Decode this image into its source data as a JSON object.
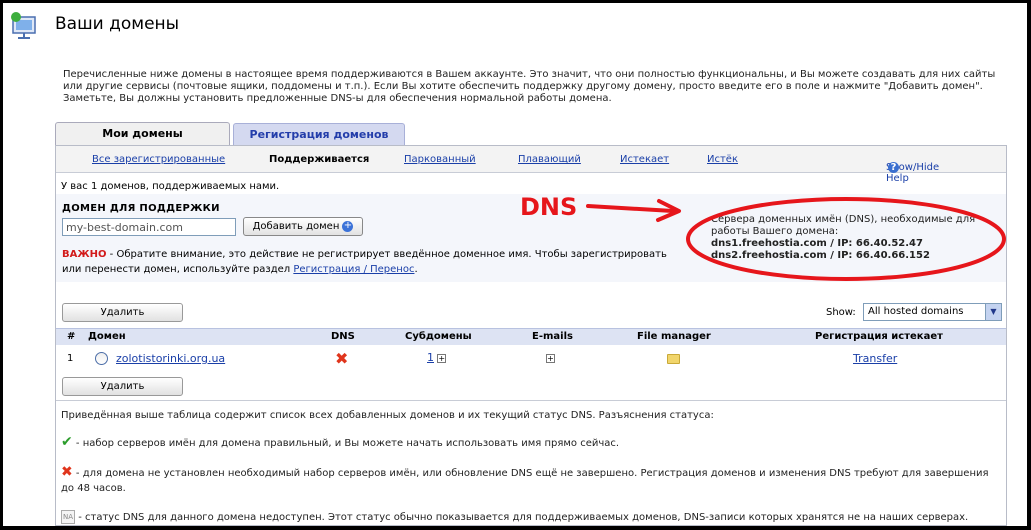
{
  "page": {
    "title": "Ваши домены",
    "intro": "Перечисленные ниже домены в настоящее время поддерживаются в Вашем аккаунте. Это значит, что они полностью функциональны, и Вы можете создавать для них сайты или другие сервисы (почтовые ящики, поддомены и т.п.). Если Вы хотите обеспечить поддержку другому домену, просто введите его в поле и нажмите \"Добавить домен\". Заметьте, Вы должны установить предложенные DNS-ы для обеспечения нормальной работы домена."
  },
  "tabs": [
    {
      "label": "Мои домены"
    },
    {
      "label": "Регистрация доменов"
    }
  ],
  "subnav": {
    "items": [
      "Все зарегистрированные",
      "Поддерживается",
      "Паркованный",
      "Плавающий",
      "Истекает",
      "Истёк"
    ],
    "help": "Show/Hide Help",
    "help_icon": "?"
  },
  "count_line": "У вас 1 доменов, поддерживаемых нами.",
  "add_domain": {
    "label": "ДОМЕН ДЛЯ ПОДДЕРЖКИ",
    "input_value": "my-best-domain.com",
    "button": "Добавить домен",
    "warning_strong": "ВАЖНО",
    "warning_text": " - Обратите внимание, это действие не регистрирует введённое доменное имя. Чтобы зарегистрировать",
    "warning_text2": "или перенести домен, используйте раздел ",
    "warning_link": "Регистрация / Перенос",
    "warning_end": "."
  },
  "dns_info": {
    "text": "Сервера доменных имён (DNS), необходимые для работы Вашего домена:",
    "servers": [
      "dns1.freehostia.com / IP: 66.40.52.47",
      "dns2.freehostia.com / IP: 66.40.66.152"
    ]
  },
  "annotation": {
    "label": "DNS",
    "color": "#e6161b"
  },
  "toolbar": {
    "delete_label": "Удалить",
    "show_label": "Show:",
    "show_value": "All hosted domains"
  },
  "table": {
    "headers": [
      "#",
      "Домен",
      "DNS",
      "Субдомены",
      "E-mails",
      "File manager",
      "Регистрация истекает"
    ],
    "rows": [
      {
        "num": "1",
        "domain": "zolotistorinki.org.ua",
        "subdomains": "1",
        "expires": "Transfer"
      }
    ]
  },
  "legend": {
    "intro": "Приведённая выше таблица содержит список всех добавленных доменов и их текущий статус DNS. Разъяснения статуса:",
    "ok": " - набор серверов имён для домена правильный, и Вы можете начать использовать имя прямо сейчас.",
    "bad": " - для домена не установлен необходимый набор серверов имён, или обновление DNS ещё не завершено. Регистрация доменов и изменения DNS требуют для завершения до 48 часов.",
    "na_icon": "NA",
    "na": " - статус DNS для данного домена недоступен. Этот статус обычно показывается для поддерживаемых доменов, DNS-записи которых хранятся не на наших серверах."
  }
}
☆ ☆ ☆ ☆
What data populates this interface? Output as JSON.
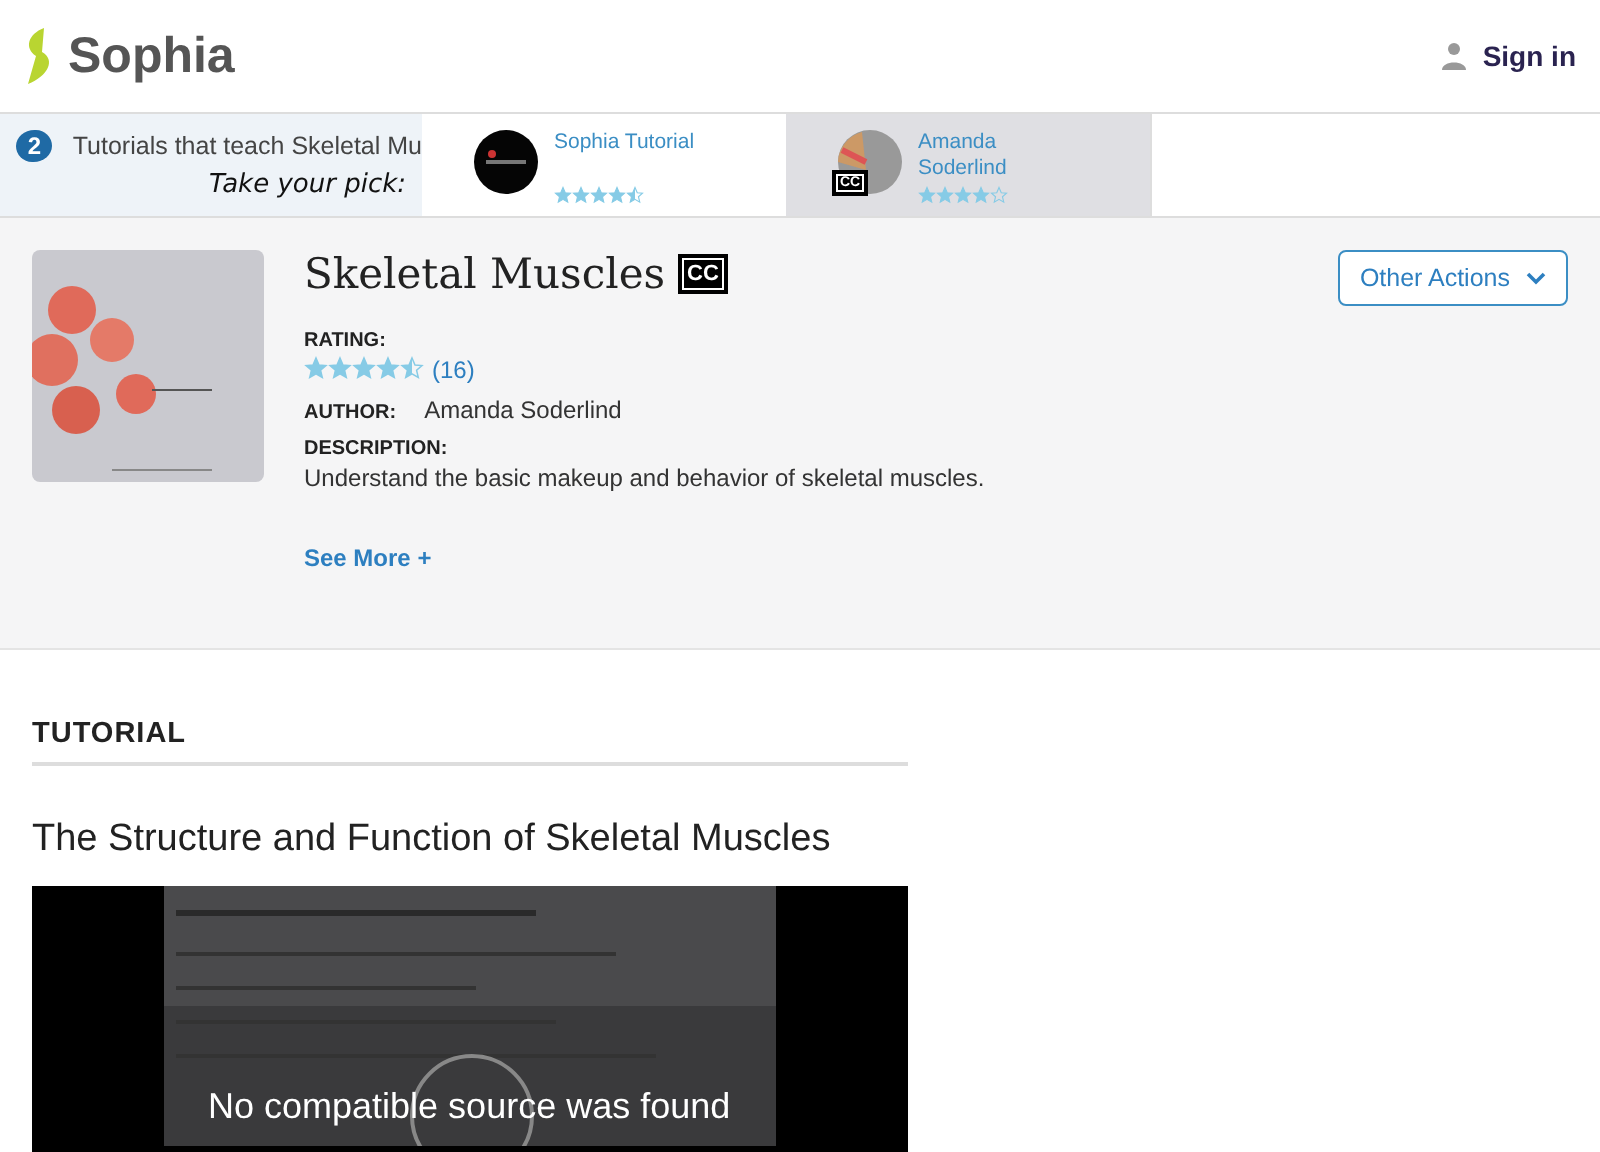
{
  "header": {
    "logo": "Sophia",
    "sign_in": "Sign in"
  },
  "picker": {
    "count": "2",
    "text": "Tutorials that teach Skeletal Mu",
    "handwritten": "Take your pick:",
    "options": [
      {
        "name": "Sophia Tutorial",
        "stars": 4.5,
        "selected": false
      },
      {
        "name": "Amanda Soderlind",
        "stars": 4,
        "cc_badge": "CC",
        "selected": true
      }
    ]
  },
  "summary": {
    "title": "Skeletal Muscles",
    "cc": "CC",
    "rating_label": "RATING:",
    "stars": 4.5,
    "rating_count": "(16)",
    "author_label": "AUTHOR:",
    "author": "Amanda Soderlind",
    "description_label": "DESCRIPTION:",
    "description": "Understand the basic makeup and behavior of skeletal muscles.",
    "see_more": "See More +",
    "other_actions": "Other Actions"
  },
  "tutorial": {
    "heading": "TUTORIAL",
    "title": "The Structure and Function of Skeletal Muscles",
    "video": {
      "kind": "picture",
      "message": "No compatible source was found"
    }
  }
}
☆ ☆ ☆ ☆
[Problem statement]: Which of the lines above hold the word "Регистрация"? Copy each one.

[Exercise result]:
      "label": "Регистрация доменов"
    "warning_link": "Регистрация / Перенос",
      "Регистрация истекает"
    "bad": " - для домена не установлен необходимый набор серверов имён, или обновление DNS ещё не завершено. Регистрация доменов и изменения DNS требуют для завершения до 48 часов.",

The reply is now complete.